I used my studio lighting (Elinchrom RX600) in conjunction with my small portable Nikon SB900 strobes in order to create the look we wanted.  All images are photographed on a Nikon D3s.  During the day I only used 2 prime lenses.  One was a Nikon 50mm f/1.4 lens and the other was a Nikon 85mm f/1.4 lens).  I prefer to work with prime lenses over zoom lenses because it is sharper, has a higher contrast and is generally much lighter than have zooms.  On an assignement like this there is no need to work with zoom lenses as you have both your lighting and setup under control.  Framing the image is just a matter of moving forwards or backwards in order to compose your image.

Of course, all images were photographer in the RAW format and post processed through Adobe Lightroom.

The images are now used on their site, which looks like this (at www.bakker.be) and which looks stunning (see screenshots below).  Website made by Van Katoen (Damien Dubois).

Corporate photography for bakker.be

Corporate photography for bakker.be

Corporate photography for bakker.be

Corporate photography for bakker.be

Corporate photography for bakker.be

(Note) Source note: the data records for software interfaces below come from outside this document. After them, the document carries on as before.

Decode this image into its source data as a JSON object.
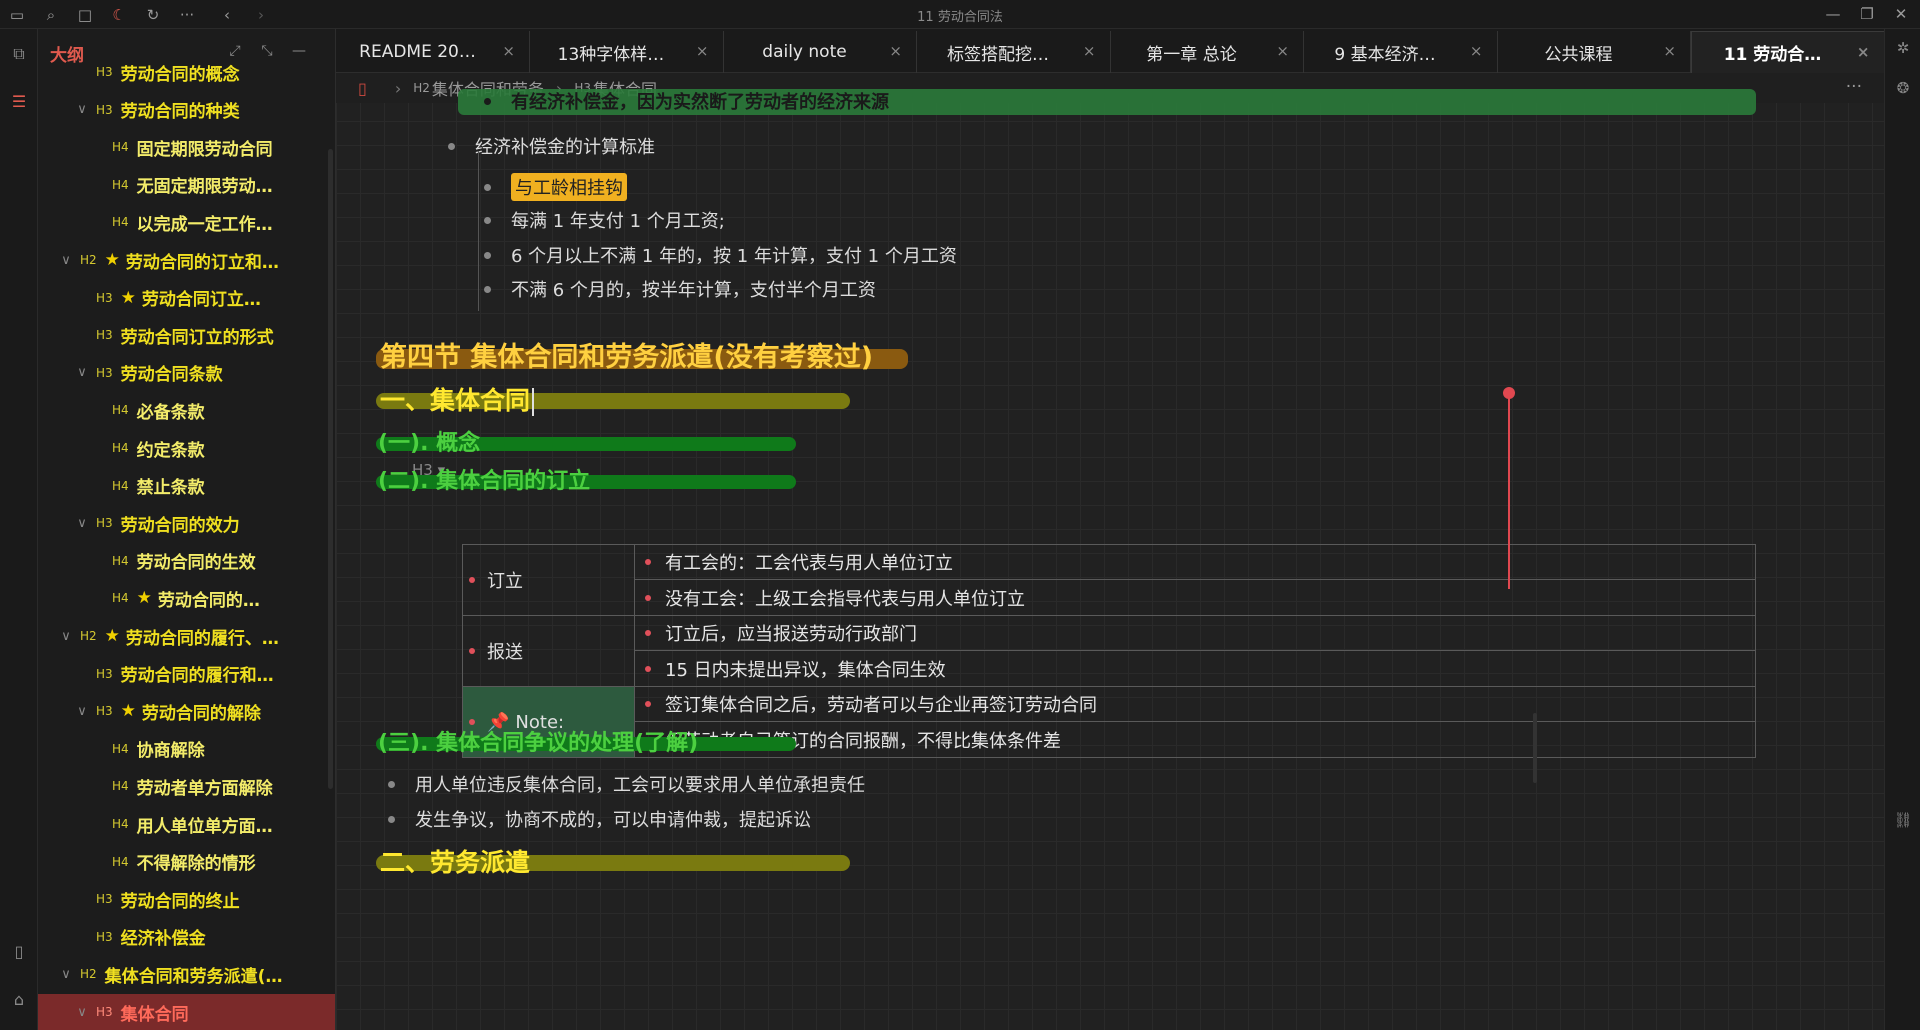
{
  "window": {
    "title": "11 劳动合同法"
  },
  "outline": {
    "title": "大纲",
    "items": [
      {
        "level": "H3",
        "text": "劳动合同的概念",
        "chev": "",
        "star": false
      },
      {
        "level": "H3",
        "text": "劳动合同的种类",
        "chev": "v",
        "star": false
      },
      {
        "level": "H4",
        "text": "固定期限劳动合同",
        "chev": "",
        "star": false
      },
      {
        "level": "H4",
        "text": "无固定期限劳动…",
        "chev": "",
        "star": false
      },
      {
        "level": "H4",
        "text": "以完成一定工作…",
        "chev": "",
        "star": false
      },
      {
        "level": "H2",
        "text": "劳动合同的订立和…",
        "chev": "v",
        "star": true
      },
      {
        "level": "H3",
        "text": "劳动合同订立…",
        "chev": "",
        "star": true
      },
      {
        "level": "H3",
        "text": "劳动合同订立的形式",
        "chev": "",
        "star": false
      },
      {
        "level": "H3",
        "text": "劳动合同条款",
        "chev": "v",
        "star": false
      },
      {
        "level": "H4",
        "text": "必备条款",
        "chev": "",
        "star": false
      },
      {
        "level": "H4",
        "text": "约定条款",
        "chev": "",
        "star": false
      },
      {
        "level": "H4",
        "text": "禁止条款",
        "chev": "",
        "star": false
      },
      {
        "level": "H3",
        "text": "劳动合同的效力",
        "chev": "v",
        "star": false
      },
      {
        "level": "H4",
        "text": "劳动合同的生效",
        "chev": "",
        "star": false
      },
      {
        "level": "H4",
        "text": "劳动合同的…",
        "chev": "",
        "star": true
      },
      {
        "level": "H2",
        "text": "劳动合同的履行、…",
        "chev": "v",
        "star": true
      },
      {
        "level": "H3",
        "text": "劳动合同的履行和…",
        "chev": "",
        "star": false
      },
      {
        "level": "H3",
        "text": "劳动合同的解除",
        "chev": "v",
        "star": true
      },
      {
        "level": "H4",
        "text": "协商解除",
        "chev": "",
        "star": false
      },
      {
        "level": "H4",
        "text": "劳动者单方面解除",
        "chev": "",
        "star": false
      },
      {
        "level": "H4",
        "text": "用人单位单方面…",
        "chev": "",
        "star": false
      },
      {
        "level": "H4",
        "text": "不得解除的情形",
        "chev": "",
        "star": false
      },
      {
        "level": "H3",
        "text": "劳动合同的终止",
        "chev": "",
        "star": false
      },
      {
        "level": "H3",
        "text": "经济补偿金",
        "chev": "",
        "star": false
      },
      {
        "level": "H2",
        "text": "集体合同和劳务派遣(…",
        "chev": "v",
        "star": false
      },
      {
        "level": "H3",
        "text": "集体合同",
        "chev": "v",
        "star": false,
        "active": true
      }
    ]
  },
  "tabs": [
    {
      "label": "README 20…"
    },
    {
      "label": "13种字体样…"
    },
    {
      "label": "daily note"
    },
    {
      "label": "标签搭配挖…"
    },
    {
      "label": "第一章 总论"
    },
    {
      "label": "9 基本经济…"
    },
    {
      "label": "公共课程"
    },
    {
      "label": "11 劳动合…",
      "active": true
    }
  ],
  "breadcrumb": {
    "level1_tag": "H2",
    "level1": "集体合同和劳务",
    "level2_tag": "H3",
    "level2": "集体合同"
  },
  "content": {
    "top_cut_text": "有经济补偿金，因为实然断了劳动者的经济来源",
    "bullet_std": "经济补偿金的计算标准",
    "sub_mark": "与工龄相挂钩",
    "sub1": "每满 1 年支付 1 个月工资;",
    "sub2": "6 个月以上不满 1 年的，按 1 年计算，支付 1 个月工资",
    "sub3": "不满 6 个月的，按半年计算，支付半个月工资",
    "h2": "第四节  集体合同和劳务派遣(没有考察过)",
    "h3_tag": "H3",
    "h3a": "一、集体合同",
    "h4a": "(一). 概念",
    "h4b": "(二). 集体合同的订立",
    "table": {
      "rows": [
        {
          "label": "订立",
          "items": [
            "有工会的：工会代表与用人单位订立",
            "没有工会：上级工会指导代表与用人单位订立"
          ]
        },
        {
          "label": "报送",
          "items": [
            "订立后，应当报送劳动行政部门",
            "15 日内未提出异议，集体合同生效"
          ]
        },
        {
          "label": "Note:",
          "icon": "📌",
          "items": [
            "签订集体合同之后，劳动者可以与企业再签订劳动合同",
            "但劳动者自己签订的合同报酬，不得比集体条件差"
          ]
        }
      ]
    },
    "h4c": "(三). 集体合同争议的处理(了解)",
    "b1": "用人单位违反集体合同，工会可以要求用人单位承担责任",
    "b2": "发生争议，协商不成的，可以申请仲裁，提起诉讼",
    "h3b": "二、劳务派遣"
  },
  "colors": {
    "accent_red": "#e05a4e",
    "heading_yellow": "#ffe830",
    "heading_green": "#4cd040",
    "note_bg": "#2d5a3e"
  }
}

Corporate photography for bakker.be

Corporate photography for bakker.be

Corporate photography for bakker.be

Corporate photography for bakker.be

Corporate photography for bakker.be

Studio lighting for portraits

26 May 2009 om 10:40 door Jürgen geplaatst in de categorie Flashlight,Portrait,Studio

Recently I did a studio portrait session with a pregnant couple.  The lady was about 36 weeks so it was a “now or never” shoot.

A studio session usually takes about an hour.  Sometimes a little more, sometimes a little less.  During such a session, I use different types of lighting, which means that I can go from very soft, elegant light on a white background to hard, contrasty light on a black background – within minutes.  

A good example to illustrate this are the shots of the aforementioned portrait session of the pregnant couple.  The first image shows a typical example of relatively hard lighting by using 1 strobe (Elinchrom Style 600RX) fitted with a gridded spot.  The spot naturally throws a restricted beam of light and the grid channels it even more.  The result is an image with very directional light, hard shadow, a lot of contrast but also with a lot of emotion and mood.  Also, because of the restricted light, the background doesn’t receive any light and stays black (although a light grey background had been used).

valerietim-195-2

The image has had post-production in Lightroom where I opted for a sepia look.  In my opinion, sepia works very well as skin tones (most of the times better than black and white), hence my choice for sepia.

On the other end of the lighting spectrum we have a lighting setup consisting of 3 Elinchrom strobes.  Two strobes were placed on either side of the couple and were fitted with large Chimera sofboxes.  These softboxes make for large and soft light sources, allowing for the light to wrap around the subject and thus creating soft shadows.  The 3rd strobe was used to illuminate the background, which was exactly the same grey background as in the previous image.  This time, by over exposing the background, it is rendered as pure white.  I balanced the two soft light sources in the front against the background in such a way that the couple was also a little overexposed, in order to get the desired image.  Post production in Lightroom (sepia toning).

 

valerietim-240-2

These two photographs, taken within a few minutes from each other, illustrate the fact that lighting – and not the camera  - does most of the job in a photograph.  It’s the photographers’ task to postion its lighting in such a way that he or she obtains the desired effect.  And this skill is still the reason why photographers exist, because no camera can do this for you.

Jürgen Doom